▶ _WHAT TO DO_
Retype the entries exactly, but skip the pictures.

===== TASK INPUTS

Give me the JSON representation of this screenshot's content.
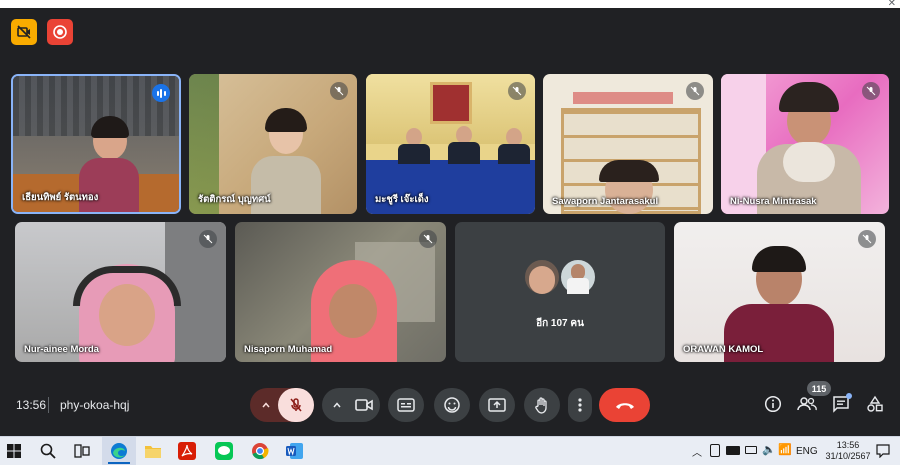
{
  "meeting": {
    "time": "13:56",
    "code": "phy-okoa-hqj",
    "participant_count": "115"
  },
  "participants": [
    {
      "name": "เธียนทิพย์ รัตนทอง",
      "muted": false
    },
    {
      "name": "รัตติกรณ์ บุญทศน์",
      "muted": true
    },
    {
      "name": "มะชูรี เจ๊ะเด็ง",
      "muted": true
    },
    {
      "name": "Sawaporn Jantarasakul",
      "muted": true
    },
    {
      "name": "Ni-Nusra Mintrasak",
      "muted": true
    },
    {
      "name": "Nur-ainee Morda",
      "muted": true
    },
    {
      "name": "Nisaporn Muhamad",
      "muted": true
    },
    {
      "name": "อีก 107 คน",
      "muted": true
    },
    {
      "name": "ORAWAN KAMOL",
      "muted": true
    }
  ],
  "taskbar": {
    "language": "ENG",
    "clock_time": "13:56",
    "clock_date": "31/10/2567"
  },
  "colors": {
    "background": "#202124",
    "control": "#3c4043",
    "leave_red": "#ea4335",
    "mic_off_pink": "#f9dedc",
    "speaking_blue": "#1a73e8"
  }
}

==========

▶ _RESPONSE TO THE TASK_
Give me the JSON representation of this screenshot's content.
{
  "meeting": {
    "time": "13:56",
    "code": "phy-okoa-hqj",
    "participant_count": "115"
  },
  "participants": [
    {
      "name": "เธียนทิพย์ รัตนทอง",
      "muted": false
    },
    {
      "name": "รัตติกรณ์ บุญทศน์",
      "muted": true
    },
    {
      "name": "มะชูรี เจ๊ะเด็ง",
      "muted": true
    },
    {
      "name": "Sawaporn Jantarasakul",
      "muted": true
    },
    {
      "name": "Ni-Nusra Mintrasak",
      "muted": true
    },
    {
      "name": "Nur-ainee Morda",
      "muted": true
    },
    {
      "name": "Nisaporn Muhamad",
      "muted": true
    },
    {
      "name": "อีก 107 คน",
      "muted": true
    },
    {
      "name": "ORAWAN KAMOL",
      "muted": true
    }
  ],
  "taskbar": {
    "language": "ENG",
    "clock_time": "13:56",
    "clock_date": "31/10/2567"
  },
  "colors": {
    "background": "#202124",
    "control": "#3c4043",
    "leave_red": "#ea4335",
    "mic_off_pink": "#f9dedc",
    "speaking_blue": "#1a73e8"
  }
}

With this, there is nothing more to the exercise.